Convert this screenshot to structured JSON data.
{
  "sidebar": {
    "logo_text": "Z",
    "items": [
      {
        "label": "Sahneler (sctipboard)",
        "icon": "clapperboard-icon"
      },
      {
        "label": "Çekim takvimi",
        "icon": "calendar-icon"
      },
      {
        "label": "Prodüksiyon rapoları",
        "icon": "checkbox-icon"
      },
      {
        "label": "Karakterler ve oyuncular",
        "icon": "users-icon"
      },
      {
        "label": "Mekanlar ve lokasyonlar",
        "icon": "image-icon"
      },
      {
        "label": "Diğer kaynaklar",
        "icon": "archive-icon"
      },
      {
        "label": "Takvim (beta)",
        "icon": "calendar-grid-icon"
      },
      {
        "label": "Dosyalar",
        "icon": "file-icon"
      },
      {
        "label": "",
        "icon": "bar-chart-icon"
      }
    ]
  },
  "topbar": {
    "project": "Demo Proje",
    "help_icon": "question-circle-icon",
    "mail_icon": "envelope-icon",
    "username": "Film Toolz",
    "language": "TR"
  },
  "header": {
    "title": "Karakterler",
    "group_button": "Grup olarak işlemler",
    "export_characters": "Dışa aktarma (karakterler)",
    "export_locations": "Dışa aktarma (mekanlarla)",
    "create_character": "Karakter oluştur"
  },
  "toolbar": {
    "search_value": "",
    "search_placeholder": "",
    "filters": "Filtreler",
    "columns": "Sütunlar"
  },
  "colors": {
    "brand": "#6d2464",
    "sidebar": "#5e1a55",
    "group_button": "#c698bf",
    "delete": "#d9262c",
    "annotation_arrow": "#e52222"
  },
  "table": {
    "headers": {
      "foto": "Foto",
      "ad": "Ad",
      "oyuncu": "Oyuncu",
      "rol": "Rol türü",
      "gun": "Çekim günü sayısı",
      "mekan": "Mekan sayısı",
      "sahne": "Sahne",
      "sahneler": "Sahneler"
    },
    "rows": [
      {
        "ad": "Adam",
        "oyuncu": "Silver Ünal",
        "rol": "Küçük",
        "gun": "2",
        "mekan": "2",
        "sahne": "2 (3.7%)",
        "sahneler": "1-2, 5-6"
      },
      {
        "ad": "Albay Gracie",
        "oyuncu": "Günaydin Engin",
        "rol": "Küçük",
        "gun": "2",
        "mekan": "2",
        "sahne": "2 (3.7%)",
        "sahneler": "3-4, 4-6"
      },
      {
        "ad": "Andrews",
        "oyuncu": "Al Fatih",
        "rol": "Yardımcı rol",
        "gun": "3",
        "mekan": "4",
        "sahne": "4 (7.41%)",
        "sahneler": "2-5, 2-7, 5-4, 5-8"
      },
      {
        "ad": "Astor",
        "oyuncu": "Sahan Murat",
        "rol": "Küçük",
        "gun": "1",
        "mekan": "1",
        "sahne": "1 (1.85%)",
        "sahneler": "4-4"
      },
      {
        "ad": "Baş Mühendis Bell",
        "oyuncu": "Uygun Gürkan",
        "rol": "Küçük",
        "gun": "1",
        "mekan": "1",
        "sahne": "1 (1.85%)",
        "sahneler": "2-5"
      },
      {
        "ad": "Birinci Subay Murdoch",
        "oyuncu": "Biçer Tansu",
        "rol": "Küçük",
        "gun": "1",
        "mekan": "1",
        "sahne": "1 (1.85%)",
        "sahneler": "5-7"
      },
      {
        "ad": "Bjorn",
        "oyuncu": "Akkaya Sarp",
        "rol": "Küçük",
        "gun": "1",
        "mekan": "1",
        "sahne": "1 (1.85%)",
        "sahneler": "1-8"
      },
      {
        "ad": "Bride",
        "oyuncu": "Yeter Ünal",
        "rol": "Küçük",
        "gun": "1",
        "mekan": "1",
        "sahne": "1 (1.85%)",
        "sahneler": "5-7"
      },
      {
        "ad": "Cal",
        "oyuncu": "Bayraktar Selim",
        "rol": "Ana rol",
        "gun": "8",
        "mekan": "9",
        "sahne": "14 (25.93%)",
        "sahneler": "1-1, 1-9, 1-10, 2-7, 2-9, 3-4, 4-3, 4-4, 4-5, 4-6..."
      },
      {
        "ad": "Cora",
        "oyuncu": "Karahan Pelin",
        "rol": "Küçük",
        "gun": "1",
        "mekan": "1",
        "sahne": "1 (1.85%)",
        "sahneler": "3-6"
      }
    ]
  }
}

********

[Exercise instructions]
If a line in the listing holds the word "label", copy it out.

[Solution]
        "label": "Sahneler (sctipboard)",
        "label": "Çekim takvimi",
        "label": "Prodüksiyon rapoları",
        "label": "Karakterler ve oyuncular",
        "label": "Mekanlar ve lokasyonlar",
        "label": "Diğer kaynaklar",
        "label": "Takvim (beta)",
        "label": "Dosyalar",
        "label": "",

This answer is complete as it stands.